Sunday, June 20 was a difficult day, weather-wise. The wind was blowing from the north making it feel nothing like summer! The rain and low level cloud added to an already miserable weather day. Coupled with this, the seas were far choppier than previous days, and I personally believed we would not get off the island on Monday morning such was the change in conditions. Of course we couldn't do anything about this, so continued to operate 24/7. 10m was going great guns on Sunday. Whole of Europe seemed like they were calling in. Split operation was a necessity until the pileup eased a little. Other bands continued to impress, with JA being worked easily on 17, 20 and 30m. By end Sunday, we erected the 80m vertical as we knew some ops needed EU-118 on this band for a new one. Propagation was not good for 80m - daylight never really left us - but we soldiered on and made approx 100 QSO's on a seemingly dead band. After midnight on Sunday, we continued to run 3 stations, and with contacts being worked so very quickly, the QSO count reached 7000 in 55 hours of operating.
1am Monday morning, June 21 Bjorn SM0MDG and Col MM0NDX are working 30 and 40m respectively. NA, SA all loud. A small amount of whisky continues to keep us warm, as Christian EA3NT prepares to take over the 30m CW station at 3am. Everyone else is now asleep!
A few hours later, three stations back on air, and I'm amazed at the number of stations calling in. 20m has a pileup which matches the opening of MS0INT operations three days earlier. Unbelievable! Sadly, we had to take two stations off air at 0800z on Monday. The boat was coming and already visible on the horizon as we disassembled. 20m SSB would keep going until the last minute. At 1000z local, we closed MS0INT.
Once all packed up, we had to carry all gear back down the steep descend of Eilean Mor. This was no fun as we soon learned we would not be using the platform we used to haul the equipment up on arrival. We would need to use the broken steps at the bottom of the east landing as our return boat was a RIB (we used Lochlann on the outward journey to Flannans) George EA2TA was the mainstay of this "operation" as we passed gear down to him who inturn passed onto Bjron who was already on the RIB. Suffice to say, a little bit of the Atlantic soaked George as the swell kicked up!
Finally at 11:05z we left EU-118. Happy. A total of 8194 QSO's were made in 66 hours. The journey back to EU-010 was very fast aboard the RIB. By 12pm local were back on terra firma, unloading. Our hire bus waiting for us, so we quickly got organised and drove to our basecamp a few miles south. Nobody felt like transmitting that evening! We had smoked salmon, wine and some beers, and then hit the sack, still high on adrenalin after a brilliant three days on Flannan's.
From left to right: IZ7ATN Simon, EA3NT Christian, F4BKV Vincent, MM0NDX Col, SM0MDG Bjorn and EA2TA George

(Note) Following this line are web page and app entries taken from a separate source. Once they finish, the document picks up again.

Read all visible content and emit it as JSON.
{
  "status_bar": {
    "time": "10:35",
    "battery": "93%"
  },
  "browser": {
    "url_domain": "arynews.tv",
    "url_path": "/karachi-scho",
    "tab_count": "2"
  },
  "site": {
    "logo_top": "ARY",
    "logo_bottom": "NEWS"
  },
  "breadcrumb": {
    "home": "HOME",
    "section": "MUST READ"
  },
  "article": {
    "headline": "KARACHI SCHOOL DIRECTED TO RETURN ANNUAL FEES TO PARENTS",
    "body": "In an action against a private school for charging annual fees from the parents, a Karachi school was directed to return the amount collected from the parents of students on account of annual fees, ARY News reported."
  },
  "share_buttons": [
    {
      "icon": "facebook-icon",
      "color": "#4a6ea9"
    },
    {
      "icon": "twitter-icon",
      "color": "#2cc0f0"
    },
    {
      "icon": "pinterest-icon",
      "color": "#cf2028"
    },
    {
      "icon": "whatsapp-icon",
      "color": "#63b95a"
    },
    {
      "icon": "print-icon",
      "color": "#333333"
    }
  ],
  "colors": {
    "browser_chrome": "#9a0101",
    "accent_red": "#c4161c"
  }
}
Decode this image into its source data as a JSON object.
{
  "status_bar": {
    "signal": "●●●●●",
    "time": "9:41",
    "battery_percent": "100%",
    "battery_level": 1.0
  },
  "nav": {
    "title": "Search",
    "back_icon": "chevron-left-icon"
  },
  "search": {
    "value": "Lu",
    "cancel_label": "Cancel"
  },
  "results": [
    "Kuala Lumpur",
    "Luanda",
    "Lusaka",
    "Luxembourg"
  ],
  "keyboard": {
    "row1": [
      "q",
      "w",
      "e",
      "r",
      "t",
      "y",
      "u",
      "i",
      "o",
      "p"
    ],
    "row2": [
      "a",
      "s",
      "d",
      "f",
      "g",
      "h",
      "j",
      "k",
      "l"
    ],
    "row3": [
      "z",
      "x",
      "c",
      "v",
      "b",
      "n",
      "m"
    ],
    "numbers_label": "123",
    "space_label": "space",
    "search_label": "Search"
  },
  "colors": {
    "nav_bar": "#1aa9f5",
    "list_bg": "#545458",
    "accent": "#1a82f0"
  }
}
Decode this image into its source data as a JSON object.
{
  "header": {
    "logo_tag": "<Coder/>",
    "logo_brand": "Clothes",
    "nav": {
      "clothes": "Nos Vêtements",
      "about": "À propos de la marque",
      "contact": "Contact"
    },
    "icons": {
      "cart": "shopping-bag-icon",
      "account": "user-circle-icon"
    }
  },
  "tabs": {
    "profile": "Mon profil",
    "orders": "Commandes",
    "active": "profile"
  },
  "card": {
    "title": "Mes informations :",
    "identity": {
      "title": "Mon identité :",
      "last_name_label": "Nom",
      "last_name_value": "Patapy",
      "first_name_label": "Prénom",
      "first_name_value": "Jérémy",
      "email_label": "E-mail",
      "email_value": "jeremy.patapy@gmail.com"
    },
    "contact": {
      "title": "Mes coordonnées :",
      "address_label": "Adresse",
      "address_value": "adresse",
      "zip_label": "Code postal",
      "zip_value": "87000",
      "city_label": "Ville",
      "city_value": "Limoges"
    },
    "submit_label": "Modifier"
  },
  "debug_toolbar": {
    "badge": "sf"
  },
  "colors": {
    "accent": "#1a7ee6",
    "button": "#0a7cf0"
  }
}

The team wishes to thank everyone who called in, no matter how many times you made log. Every QSO was welcome and we're delighted EU-118 is now so much less wanted, particulary for Japan. Special thanks to CDXC, GDXF, AHC, SeaTrek and everyone who donated. QSL cards are will be available within next few weeks.
You can also visit our MS0INT website, plenty of information (Team details, online logbook, QSL preview...)